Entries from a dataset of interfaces
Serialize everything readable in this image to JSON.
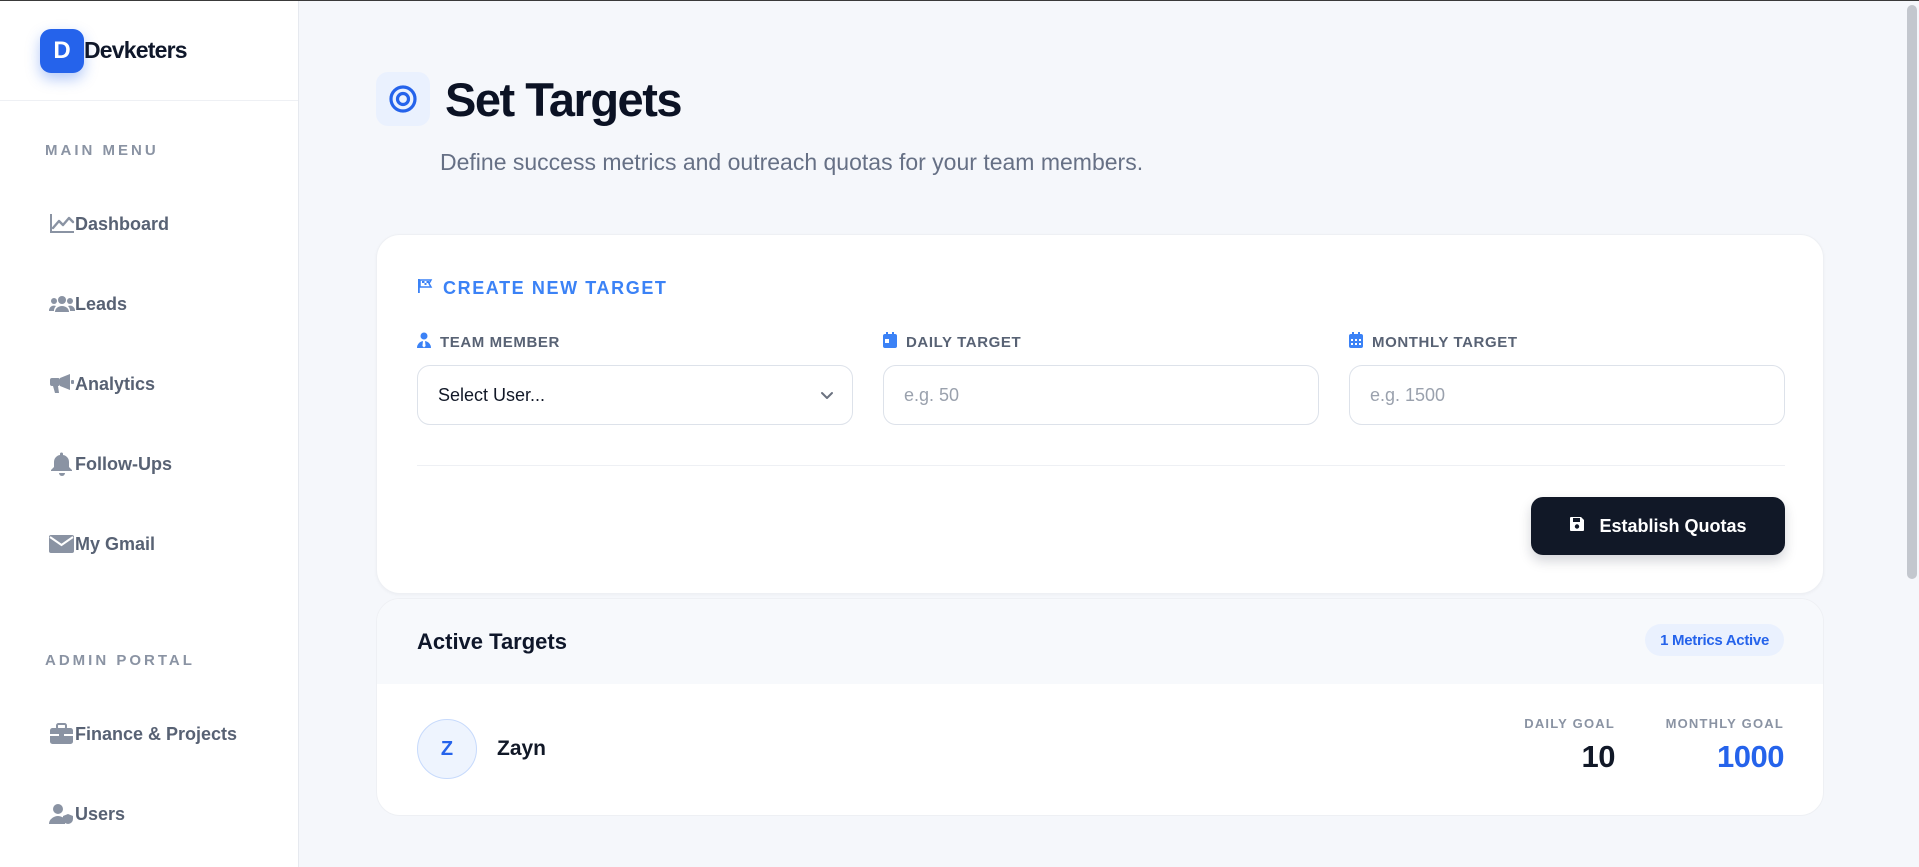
{
  "brand": {
    "logo_letter": "D",
    "name": "Devketers"
  },
  "sidebar": {
    "main_menu_label": "MAIN MENU",
    "main_items": [
      {
        "label": "Dashboard",
        "icon": "chart-line-icon"
      },
      {
        "label": "Leads",
        "icon": "users-icon"
      },
      {
        "label": "Analytics",
        "icon": "megaphone-icon"
      },
      {
        "label": "Follow-Ups",
        "icon": "bell-icon"
      },
      {
        "label": "My Gmail",
        "icon": "envelope-icon"
      }
    ],
    "admin_label": "ADMIN PORTAL",
    "admin_items": [
      {
        "label": "Finance & Projects",
        "icon": "briefcase-icon"
      },
      {
        "label": "Users",
        "icon": "user-shield-icon"
      }
    ]
  },
  "page": {
    "title": "Set Targets",
    "subtitle": "Define success metrics and outreach quotas for your team members.",
    "icon": "bullseye-icon"
  },
  "create_form": {
    "title": "CREATE NEW TARGET",
    "team_member": {
      "label": "TEAM MEMBER",
      "value": "Select User..."
    },
    "daily_target": {
      "label": "DAILY TARGET",
      "placeholder": "e.g. 50"
    },
    "monthly_target": {
      "label": "MONTHLY TARGET",
      "placeholder": "e.g. 1500"
    },
    "submit_label": "Establish Quotas"
  },
  "active_targets": {
    "title": "Active Targets",
    "badge": "1 Metrics Active",
    "daily_goal_label": "DAILY GOAL",
    "monthly_goal_label": "MONTHLY GOAL",
    "rows": [
      {
        "initial": "Z",
        "name": "Zayn",
        "daily_goal": "10",
        "monthly_goal": "1000"
      }
    ]
  },
  "colors": {
    "accent": "#2563eb",
    "accent_light": "#3b82f6",
    "dark": "#111827",
    "muted": "#8a93a3"
  }
}
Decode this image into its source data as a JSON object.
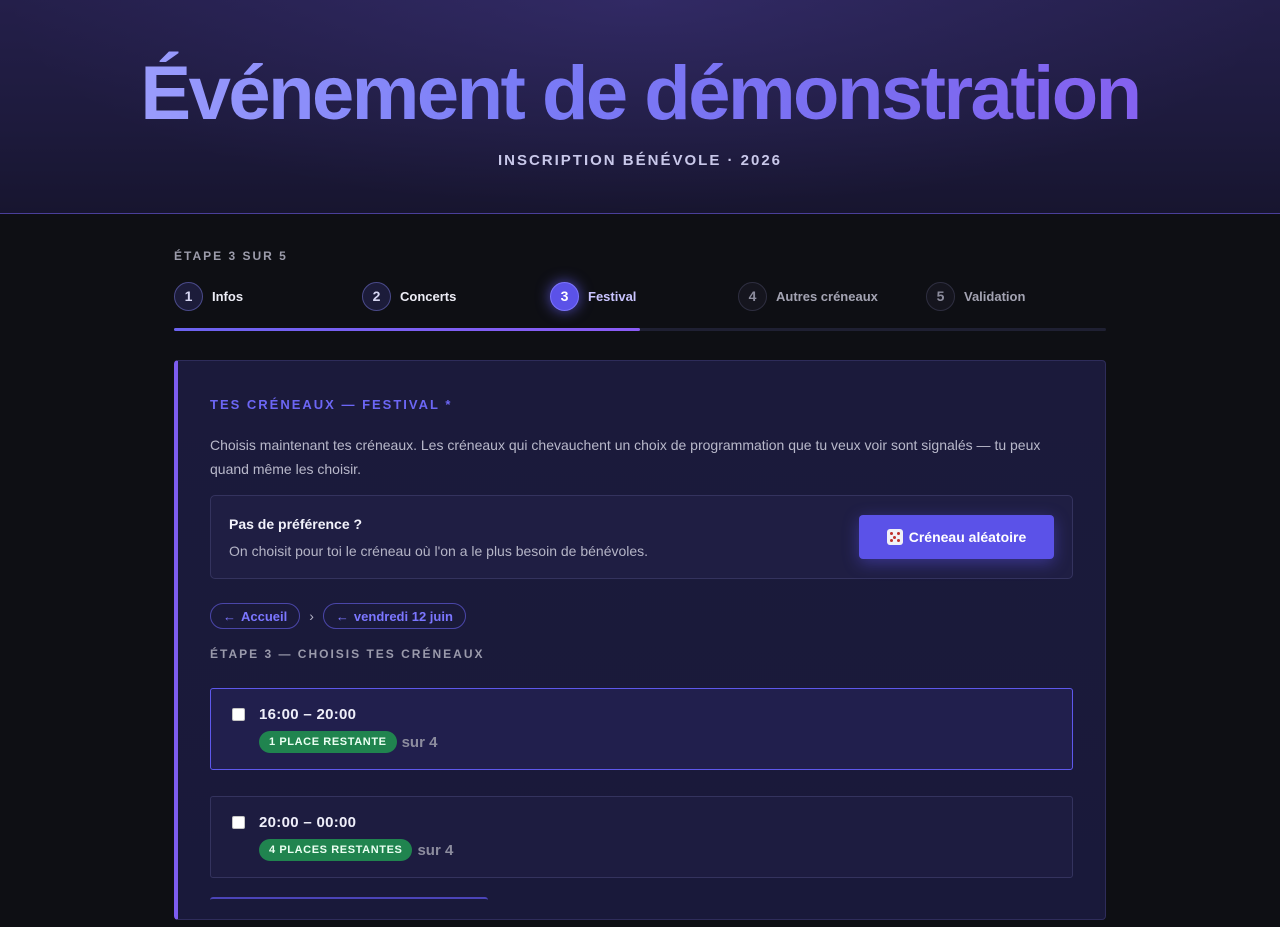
{
  "hero": {
    "title": "Événement de démonstration",
    "subtitle": "INSCRIPTION BÉNÉVOLE · 2026"
  },
  "stepper": {
    "counter": "ÉTAPE 3 SUR 5",
    "progress_fraction": 0.5,
    "steps": [
      {
        "num": "1",
        "label": "Infos",
        "state": "done"
      },
      {
        "num": "2",
        "label": "Concerts",
        "state": "done"
      },
      {
        "num": "3",
        "label": "Festival",
        "state": "active"
      },
      {
        "num": "4",
        "label": "Autres créneaux",
        "state": "future"
      },
      {
        "num": "5",
        "label": "Validation",
        "state": "future"
      }
    ]
  },
  "card": {
    "title": "TES CRÉNEAUX — FESTIVAL *",
    "description": "Choisis maintenant tes créneaux. Les créneaux qui chevauchent un choix de programmation que tu veux voir sont signalés — tu peux quand même les choisir.",
    "preference": {
      "title": "Pas de préférence ?",
      "text": "On choisit pour toi le créneau où l'on a le plus besoin de bénévoles.",
      "button_label": "Créneau aléatoire",
      "button_icon": "dice-icon"
    },
    "breadcrumb": {
      "home": "Accueil",
      "day": "vendredi 12 juin",
      "back_icon": "←",
      "separator": "›"
    },
    "section_heading": "ÉTAPE 3 — CHOISIS TES CRÉNEAUX",
    "slots": [
      {
        "time": "16:00 – 20:00",
        "badge": "1 PLACE RESTANTE",
        "of": "sur 4",
        "checked": false,
        "highlighted": true
      },
      {
        "time": "20:00 – 00:00",
        "badge": "4 PLACES RESTANTES",
        "of": "sur 4",
        "checked": false,
        "highlighted": false
      }
    ]
  },
  "colors": {
    "accent": "#5b52e8",
    "accent_violet": "#7d5cf0",
    "available_badge": "#20844f",
    "background": "#0e0f14"
  }
}
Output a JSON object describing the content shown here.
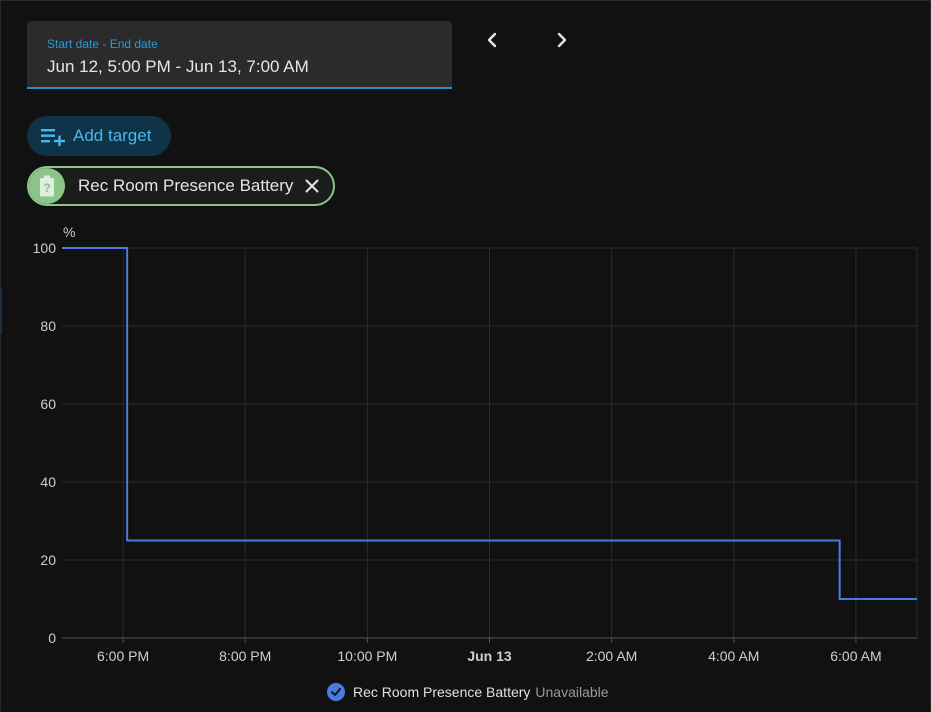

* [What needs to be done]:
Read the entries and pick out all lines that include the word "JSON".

* [Exercise response]:
Serialize everything readable in this image to JSON.
Decode this image into its source data as a JSON object.
Output a JSON object describing the content shown here.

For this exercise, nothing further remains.